NL Quick Hits: With San Francisco now emerging as a legitimate Wild Card threat in the National League, the Giants have reportedly scrapped their plans to trade Madison Bumgarner. With Bumgarner likely off the table, Noah Syndergaard, Marcus Stroman and Matthew Boyd figure to be the most coveted arms available at next week’s trade deadline. … Speaking of Syndergaard, ESPN’s Buster Olney reported Thursday that the Mets are “fully intent” on trading their star right-hander. Marc Carig of The Athletic adds that New York is seeking at least a Top 30 prospect and “a couple of other solid pieces” in return for Thor, who logged seven innings of four-run ball Wednesday in what may have been his final start as a Met. … Edwin Diaz bowed out of Thursday’s game after being struck by a Manny Machado line drive, though luckily X-rays on his injured foot came back negative. The Mets closer is day-to-day. … Max Scherzer was back at it Thursday against the Rockies, taking a no-decision in his return from the injured list. A strained back cost the three-time Cy Young winner about three weeks of action. … The Dodgers are making a change behind the plate. Austin Barnes was demoted to Triple-A Oklahoma City on Thursday while Will Smith (No. 98 in MLB.com’s prospect rankings) is expected to join the Dodgers ahead of their series opener Friday against the Nationals. Smith should serve as L.A.’s primary catcher with veteran Russell Martin filling in the gaps. … Travis Shaw is headed back to the big leagues after a month-long stay in the minors. Shaw, who lost his starting job at second base to rookie phenom Keston Hiura, hit .286 with nine homers and 22 RBI over a 28-game span with Triple-A San Antonio. … After a two-year hiatus from the big leagues, Yasmany Tomas is finally ready to rejoin the Diamondbacks. He’ll be on hand for Friday night’s game in Miami.

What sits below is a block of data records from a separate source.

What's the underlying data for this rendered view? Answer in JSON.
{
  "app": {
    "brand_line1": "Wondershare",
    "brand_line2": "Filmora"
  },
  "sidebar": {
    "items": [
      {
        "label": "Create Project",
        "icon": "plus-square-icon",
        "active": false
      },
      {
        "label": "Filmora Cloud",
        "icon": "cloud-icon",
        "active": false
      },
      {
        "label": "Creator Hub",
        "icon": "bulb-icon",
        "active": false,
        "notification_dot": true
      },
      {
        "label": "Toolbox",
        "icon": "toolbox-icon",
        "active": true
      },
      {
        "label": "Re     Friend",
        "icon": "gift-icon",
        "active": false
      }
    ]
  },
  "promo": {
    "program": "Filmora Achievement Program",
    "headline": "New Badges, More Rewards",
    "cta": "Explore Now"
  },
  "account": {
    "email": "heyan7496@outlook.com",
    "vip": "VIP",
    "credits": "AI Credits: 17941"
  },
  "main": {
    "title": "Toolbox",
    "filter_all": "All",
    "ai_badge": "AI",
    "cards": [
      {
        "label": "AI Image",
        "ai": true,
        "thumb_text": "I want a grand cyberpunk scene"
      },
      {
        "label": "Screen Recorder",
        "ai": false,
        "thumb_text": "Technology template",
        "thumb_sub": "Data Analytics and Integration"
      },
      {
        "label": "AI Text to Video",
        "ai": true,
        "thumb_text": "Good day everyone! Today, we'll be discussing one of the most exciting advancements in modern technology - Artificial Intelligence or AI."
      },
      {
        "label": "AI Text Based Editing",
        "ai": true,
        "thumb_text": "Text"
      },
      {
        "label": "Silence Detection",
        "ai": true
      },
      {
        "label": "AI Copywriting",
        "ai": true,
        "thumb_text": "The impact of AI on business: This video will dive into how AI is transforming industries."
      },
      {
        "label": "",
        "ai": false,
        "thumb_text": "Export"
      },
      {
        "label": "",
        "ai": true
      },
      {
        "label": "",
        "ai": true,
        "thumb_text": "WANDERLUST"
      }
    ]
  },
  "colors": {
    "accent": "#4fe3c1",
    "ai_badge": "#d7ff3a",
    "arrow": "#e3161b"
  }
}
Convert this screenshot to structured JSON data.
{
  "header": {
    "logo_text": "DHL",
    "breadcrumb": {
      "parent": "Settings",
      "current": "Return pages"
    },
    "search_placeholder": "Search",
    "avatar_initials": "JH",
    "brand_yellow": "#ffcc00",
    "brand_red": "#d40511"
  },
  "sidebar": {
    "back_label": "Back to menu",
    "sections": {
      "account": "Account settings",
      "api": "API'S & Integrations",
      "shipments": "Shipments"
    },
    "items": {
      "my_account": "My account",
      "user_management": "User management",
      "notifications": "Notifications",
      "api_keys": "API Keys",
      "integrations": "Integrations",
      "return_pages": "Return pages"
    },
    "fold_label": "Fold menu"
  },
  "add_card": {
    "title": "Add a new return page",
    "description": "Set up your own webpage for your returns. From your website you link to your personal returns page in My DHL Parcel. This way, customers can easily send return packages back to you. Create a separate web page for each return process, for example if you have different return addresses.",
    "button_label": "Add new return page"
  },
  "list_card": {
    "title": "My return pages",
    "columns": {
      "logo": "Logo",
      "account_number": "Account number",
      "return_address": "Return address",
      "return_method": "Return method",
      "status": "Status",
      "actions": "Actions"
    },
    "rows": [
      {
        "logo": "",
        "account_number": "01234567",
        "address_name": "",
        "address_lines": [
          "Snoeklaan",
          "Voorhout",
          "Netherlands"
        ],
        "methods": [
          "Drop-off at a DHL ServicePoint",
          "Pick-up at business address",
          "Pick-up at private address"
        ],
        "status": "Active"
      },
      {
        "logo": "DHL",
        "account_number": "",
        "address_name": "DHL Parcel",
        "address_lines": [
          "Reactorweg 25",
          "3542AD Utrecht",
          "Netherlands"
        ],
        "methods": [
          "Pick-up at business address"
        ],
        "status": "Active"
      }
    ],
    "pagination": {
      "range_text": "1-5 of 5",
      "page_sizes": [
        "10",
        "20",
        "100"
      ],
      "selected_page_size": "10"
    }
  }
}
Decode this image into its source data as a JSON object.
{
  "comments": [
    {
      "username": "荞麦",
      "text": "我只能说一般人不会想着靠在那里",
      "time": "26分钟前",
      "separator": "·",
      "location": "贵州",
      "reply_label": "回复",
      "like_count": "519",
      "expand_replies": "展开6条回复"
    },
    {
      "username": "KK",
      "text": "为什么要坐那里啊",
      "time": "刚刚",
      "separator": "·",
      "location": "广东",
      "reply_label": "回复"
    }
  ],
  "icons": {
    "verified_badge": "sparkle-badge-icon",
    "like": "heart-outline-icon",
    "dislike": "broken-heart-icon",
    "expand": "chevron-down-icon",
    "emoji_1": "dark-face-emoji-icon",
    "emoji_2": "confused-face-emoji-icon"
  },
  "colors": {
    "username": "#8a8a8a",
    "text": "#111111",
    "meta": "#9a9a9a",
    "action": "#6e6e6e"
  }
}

The 28-year-old has been a standout in Triple-A, hitting a robust .305 with 29 homers and 80 RBI over 390 at-bats for Reno this season.